New Jersey Congressman Albio Sires also entered statement in the Congressional Record recognizing the Stevens family’s legacy of innovation and the university’s many contributions to society. In addition, New Jersey Governor Chris Christie issued a letter extending greetings to the Stevens family and outlining their ancestors’ inseparable ties to the Garden State. Later this month, an American flag will also be flown over the U.S. Capitol commemorating the family.
The reunion concluded with a reception in which Stevens presented the family with a one-of-a-kind cake prepared by Carlo's Bakery, Hoboken's world famous bakery featured on the popular reality television series, "Cake Boss." The distinctive cake featured an authentic replica of the America, commemorating the Stevens family’s many contributions to the nautical industry as inventors of pioneering models of sailboats, steam boats, ferries, warships and naval weaponry.
One particularly noteworthy Stevens descendant – Jonathan Reckford, the current CEO of Habitat for Humanity International – closed the evening with remarks reflecting on his family’s legacy of innovation and service.
“I really appreciated the chance to get to know Stevens better, learn more about other branches of the family, and to better understand the Stevens legacy in shipbuilding and hull design,” said Reckford. “I was favorably impressed with the students and staff who provided such enthusiasm and hospitality during our visit.”

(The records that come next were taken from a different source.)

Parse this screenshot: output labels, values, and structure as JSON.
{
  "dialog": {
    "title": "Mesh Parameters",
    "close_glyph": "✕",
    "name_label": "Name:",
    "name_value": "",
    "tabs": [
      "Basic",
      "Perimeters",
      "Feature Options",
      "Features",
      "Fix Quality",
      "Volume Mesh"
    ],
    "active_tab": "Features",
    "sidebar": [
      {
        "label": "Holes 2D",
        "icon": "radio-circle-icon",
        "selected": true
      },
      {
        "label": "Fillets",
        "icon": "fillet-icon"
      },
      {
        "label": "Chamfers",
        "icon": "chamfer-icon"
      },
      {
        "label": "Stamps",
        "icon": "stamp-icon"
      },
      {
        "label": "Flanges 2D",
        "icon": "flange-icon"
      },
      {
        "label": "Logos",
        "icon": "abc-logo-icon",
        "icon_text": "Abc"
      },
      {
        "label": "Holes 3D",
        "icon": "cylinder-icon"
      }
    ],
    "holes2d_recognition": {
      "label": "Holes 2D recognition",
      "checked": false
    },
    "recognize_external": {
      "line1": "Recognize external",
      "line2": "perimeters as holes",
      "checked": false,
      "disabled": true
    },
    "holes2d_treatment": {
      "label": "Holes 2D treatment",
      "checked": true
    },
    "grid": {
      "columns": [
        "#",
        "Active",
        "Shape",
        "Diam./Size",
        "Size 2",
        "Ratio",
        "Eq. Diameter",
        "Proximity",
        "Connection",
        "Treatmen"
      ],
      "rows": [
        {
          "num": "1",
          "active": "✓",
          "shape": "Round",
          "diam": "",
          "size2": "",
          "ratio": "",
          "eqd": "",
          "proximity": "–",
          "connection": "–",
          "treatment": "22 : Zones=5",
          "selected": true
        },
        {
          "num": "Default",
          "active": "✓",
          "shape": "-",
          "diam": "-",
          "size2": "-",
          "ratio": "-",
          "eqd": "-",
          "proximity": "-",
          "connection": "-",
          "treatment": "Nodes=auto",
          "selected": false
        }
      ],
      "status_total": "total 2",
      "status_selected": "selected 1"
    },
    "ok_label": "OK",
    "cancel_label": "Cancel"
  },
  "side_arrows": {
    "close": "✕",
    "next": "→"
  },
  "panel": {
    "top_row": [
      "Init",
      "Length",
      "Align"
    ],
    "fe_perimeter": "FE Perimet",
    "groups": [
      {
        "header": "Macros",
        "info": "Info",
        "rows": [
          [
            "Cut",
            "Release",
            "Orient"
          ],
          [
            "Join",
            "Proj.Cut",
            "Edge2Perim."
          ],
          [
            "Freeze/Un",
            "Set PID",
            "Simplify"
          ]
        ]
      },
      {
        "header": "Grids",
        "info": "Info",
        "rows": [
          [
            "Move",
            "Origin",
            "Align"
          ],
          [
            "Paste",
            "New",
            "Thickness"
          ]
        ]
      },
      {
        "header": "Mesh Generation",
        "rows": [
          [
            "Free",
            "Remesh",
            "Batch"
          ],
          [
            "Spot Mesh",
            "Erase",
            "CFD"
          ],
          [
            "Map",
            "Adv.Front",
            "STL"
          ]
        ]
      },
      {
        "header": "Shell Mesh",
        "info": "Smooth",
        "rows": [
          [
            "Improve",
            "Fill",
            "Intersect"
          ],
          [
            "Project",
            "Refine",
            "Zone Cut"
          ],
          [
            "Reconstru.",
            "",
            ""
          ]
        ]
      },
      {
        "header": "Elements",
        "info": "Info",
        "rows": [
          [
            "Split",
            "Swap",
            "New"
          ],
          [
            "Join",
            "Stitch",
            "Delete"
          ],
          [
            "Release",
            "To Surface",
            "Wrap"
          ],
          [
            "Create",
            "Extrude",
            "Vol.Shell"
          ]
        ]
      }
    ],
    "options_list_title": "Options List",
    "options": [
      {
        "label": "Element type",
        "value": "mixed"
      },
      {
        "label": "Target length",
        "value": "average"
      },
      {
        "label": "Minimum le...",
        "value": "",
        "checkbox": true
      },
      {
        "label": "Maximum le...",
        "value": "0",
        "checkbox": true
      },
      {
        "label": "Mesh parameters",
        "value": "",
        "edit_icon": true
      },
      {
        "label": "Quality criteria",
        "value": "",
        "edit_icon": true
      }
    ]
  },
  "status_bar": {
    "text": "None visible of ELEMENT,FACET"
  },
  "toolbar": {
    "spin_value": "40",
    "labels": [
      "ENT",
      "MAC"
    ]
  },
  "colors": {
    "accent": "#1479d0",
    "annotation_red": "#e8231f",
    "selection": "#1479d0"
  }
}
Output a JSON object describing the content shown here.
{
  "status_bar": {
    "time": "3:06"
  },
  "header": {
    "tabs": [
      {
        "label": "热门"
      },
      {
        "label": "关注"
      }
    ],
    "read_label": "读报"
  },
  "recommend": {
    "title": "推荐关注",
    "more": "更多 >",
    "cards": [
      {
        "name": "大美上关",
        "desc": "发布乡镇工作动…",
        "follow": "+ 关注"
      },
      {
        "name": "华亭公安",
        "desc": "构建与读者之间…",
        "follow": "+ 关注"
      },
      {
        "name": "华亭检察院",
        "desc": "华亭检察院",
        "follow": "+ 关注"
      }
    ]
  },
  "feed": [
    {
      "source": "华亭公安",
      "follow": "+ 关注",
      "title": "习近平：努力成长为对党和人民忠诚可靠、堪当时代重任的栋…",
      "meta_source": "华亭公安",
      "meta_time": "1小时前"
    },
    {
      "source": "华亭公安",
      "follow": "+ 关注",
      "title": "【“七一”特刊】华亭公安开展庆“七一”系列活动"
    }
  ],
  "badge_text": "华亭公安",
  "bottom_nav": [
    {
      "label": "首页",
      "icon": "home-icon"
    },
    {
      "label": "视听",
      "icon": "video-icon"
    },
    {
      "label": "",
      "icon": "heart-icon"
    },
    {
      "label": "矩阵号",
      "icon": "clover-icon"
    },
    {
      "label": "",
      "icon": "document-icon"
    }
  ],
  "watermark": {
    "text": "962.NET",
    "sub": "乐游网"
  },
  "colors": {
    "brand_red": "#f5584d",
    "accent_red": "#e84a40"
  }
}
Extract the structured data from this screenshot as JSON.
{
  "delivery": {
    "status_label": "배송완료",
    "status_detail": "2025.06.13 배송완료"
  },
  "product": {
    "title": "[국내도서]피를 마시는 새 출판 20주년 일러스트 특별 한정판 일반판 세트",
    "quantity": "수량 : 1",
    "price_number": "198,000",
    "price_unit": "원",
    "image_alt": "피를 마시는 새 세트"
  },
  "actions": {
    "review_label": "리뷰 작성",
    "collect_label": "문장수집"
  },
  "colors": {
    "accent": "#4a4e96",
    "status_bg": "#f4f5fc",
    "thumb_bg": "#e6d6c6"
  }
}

Reckford was especially interested to learn about Stevens’ recent successes in the U.S. Department of Energy’s Solar Decathlon, a national competition which challenges collegiate teams to design solar-powered houses. In the 2011 competition, a team from Stevens designed a zero-energy dwelling which will become an affordable home for a Habitat for Humanity family.
“What a nice example of the Stevens legacy of using technology and innovation to contribute to society!” Reckford said.
Miguel Escobedo, whose wife is a descendant of the Conover line of the Stevens family, travelled all the way from Mexico with his four adult children to attend the reunion.
“I am extremely proud of my family’s connection to Stevens and our ancestors’ tremendous legacy of technology, invention and education philanthropy,” Escobedo said. “This truly remarkable event not only allowed my children to meet their relatives from across the United States, but reinforced the fact that they are part of an incredibly important heritage.”
Another descendant, Sam Reckford, also enjoyed the opportunity to reconnect with distant relatives and exchange knowledge about their historic genealogy.
“We all recognize the shared bonds that we have with each other, Stevens and Hoboken,” he said. “I was very impressed with President Farvardin and his goals for Stevens. It is clear Stevens is on the upswing and I can only imagine that the future will be brighter still.”
Stevens last hosted a reunion for the Stevens family 32 years ago. This weekend’s reunion was spearheaded by Richard Widdicombe, a longtime Stevens library director who organized the previous reunion in 1980.
“Richard’s contribution to this unforgettable weekend was substantial,” said Farvardin. “We will certainly not wait another 32 years to reunite with the Stevens family,” said Farvardin.
“We really enjoyed bringing the Stevens family together on our campus,” added Stevens Vice President for Development Ed Eichhorn ’69. “We learned a great deal about the family and they learned a great deal about the Stevens of today. We look forward to many more reunions in the future.”
Stevens and the founding family’s descendants are continuing to collaborate. Soon they will loan the original plans of the USS Monitor, the first ironclad US warship, to the US Mariners’ Museum.